# EXERCISE REQUIREMENTS
Only an exact repetition of the entries will do.

* * * *

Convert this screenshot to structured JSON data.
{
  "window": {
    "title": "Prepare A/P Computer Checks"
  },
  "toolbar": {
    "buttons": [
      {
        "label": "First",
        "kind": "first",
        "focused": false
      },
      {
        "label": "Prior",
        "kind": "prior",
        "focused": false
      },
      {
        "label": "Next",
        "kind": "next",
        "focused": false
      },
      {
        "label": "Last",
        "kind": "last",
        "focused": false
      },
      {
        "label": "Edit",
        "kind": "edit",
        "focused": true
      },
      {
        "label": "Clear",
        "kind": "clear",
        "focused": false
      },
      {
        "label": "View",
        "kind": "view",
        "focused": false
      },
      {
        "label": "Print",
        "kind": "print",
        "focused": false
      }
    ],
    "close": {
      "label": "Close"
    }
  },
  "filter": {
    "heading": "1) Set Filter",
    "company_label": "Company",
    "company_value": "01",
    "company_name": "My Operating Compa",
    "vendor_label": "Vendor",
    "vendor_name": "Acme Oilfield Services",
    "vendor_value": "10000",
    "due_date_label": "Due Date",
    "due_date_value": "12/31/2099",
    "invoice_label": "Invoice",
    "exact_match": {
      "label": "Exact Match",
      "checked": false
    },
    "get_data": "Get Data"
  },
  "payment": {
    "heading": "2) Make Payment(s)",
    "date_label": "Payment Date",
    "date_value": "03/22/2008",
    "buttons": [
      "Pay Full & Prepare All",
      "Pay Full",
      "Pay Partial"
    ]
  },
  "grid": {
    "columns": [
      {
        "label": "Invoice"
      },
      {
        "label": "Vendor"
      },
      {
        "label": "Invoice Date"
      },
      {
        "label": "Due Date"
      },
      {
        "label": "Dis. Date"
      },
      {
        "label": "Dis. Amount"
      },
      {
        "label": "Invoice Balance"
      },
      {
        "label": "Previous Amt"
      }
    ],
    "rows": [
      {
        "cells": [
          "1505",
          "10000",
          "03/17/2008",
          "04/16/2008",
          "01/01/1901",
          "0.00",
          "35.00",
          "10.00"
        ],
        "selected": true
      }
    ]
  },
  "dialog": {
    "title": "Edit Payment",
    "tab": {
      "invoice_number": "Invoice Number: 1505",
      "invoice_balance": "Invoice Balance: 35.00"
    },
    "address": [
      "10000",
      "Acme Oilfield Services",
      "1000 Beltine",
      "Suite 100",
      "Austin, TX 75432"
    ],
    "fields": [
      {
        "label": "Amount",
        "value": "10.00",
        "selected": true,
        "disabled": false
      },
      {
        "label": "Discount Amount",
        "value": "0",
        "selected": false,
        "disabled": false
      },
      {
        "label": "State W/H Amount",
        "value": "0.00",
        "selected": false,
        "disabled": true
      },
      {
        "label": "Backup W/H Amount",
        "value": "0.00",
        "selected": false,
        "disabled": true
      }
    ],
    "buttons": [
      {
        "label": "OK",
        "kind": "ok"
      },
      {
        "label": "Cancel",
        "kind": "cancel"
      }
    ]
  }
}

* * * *

# EXPECTED OUTPUT
Convert this screenshot to structured JSON data.
{
  "window": {
    "title": "Prepare A/P Computer Checks"
  },
  "toolbar": {
    "buttons": [
      {
        "label": "First",
        "kind": "first",
        "focused": false
      },
      {
        "label": "Prior",
        "kind": "prior",
        "focused": false
      },
      {
        "label": "Next",
        "kind": "next",
        "focused": false
      },
      {
        "label": "Last",
        "kind": "last",
        "focused": false
      },
      {
        "label": "Edit",
        "kind": "edit",
        "focused": true
      },
      {
        "label": "Clear",
        "kind": "clear",
        "focused": false
      },
      {
        "label": "View",
        "kind": "view",
        "focused": false
      },
      {
        "label": "Print",
        "kind": "print",
        "focused": false
      }
    ],
    "close": {
      "label": "Close"
    }
  },
  "filter": {
    "heading": "1) Set Filter",
    "company_label": "Company",
    "company_value": "01",
    "company_name": "My Operating Compa",
    "vendor_label": "Vendor",
    "vendor_name": "Acme Oilfield Services",
    "vendor_value": "10000",
    "due_date_label": "Due Date",
    "due_date_value": "12/31/2099",
    "invoice_label": "Invoice",
    "exact_match": {
      "label": "Exact Match",
      "checked": false
    },
    "get_data": "Get Data"
  },
  "payment": {
    "heading": "2) Make Payment(s)",
    "date_label": "Payment Date",
    "date_value": "03/22/2008",
    "buttons": [
      "Pay Full & Prepare All",
      "Pay Full",
      "Pay Partial"
    ]
  },
  "grid": {
    "columns": [
      {
        "label": "Invoice"
      },
      {
        "label": "Vendor"
      },
      {
        "label": "Invoice Date"
      },
      {
        "label": "Due Date"
      },
      {
        "label": "Dis. Date"
      },
      {
        "label": "Dis. Amount"
      },
      {
        "label": "Invoice Balance"
      },
      {
        "label": "Previous Amt"
      }
    ],
    "rows": [
      {
        "cells": [
          "1505",
          "10000",
          "03/17/2008",
          "04/16/2008",
          "01/01/1901",
          "0.00",
          "35.00",
          "10.00"
        ],
        "selected": true
      }
    ]
  },
  "dialog": {
    "title": "Edit Payment",
    "tab": {
      "invoice_number": "Invoice Number: 1505",
      "invoice_balance": "Invoice Balance: 35.00"
    },
    "address": [
      "10000",
      "Acme Oilfield Services",
      "1000 Beltine",
      "Suite 100",
      "Austin, TX 75432"
    ],
    "fields": [
      {
        "label": "Amount",
        "value": "10.00",
        "selected": true,
        "disabled": false
      },
      {
        "label": "Discount Amount",
        "value": "0",
        "selected": false,
        "disabled": false
      },
      {
        "label": "State W/H Amount",
        "value": "0.00",
        "selected": false,
        "disabled": true
      },
      {
        "label": "Backup W/H Amount",
        "value": "0.00",
        "selected": false,
        "disabled": true
      }
    ],
    "buttons": [
      {
        "label": "OK",
        "kind": "ok"
      },
      {
        "label": "Cancel",
        "kind": "cancel"
      }
    ]
  }
}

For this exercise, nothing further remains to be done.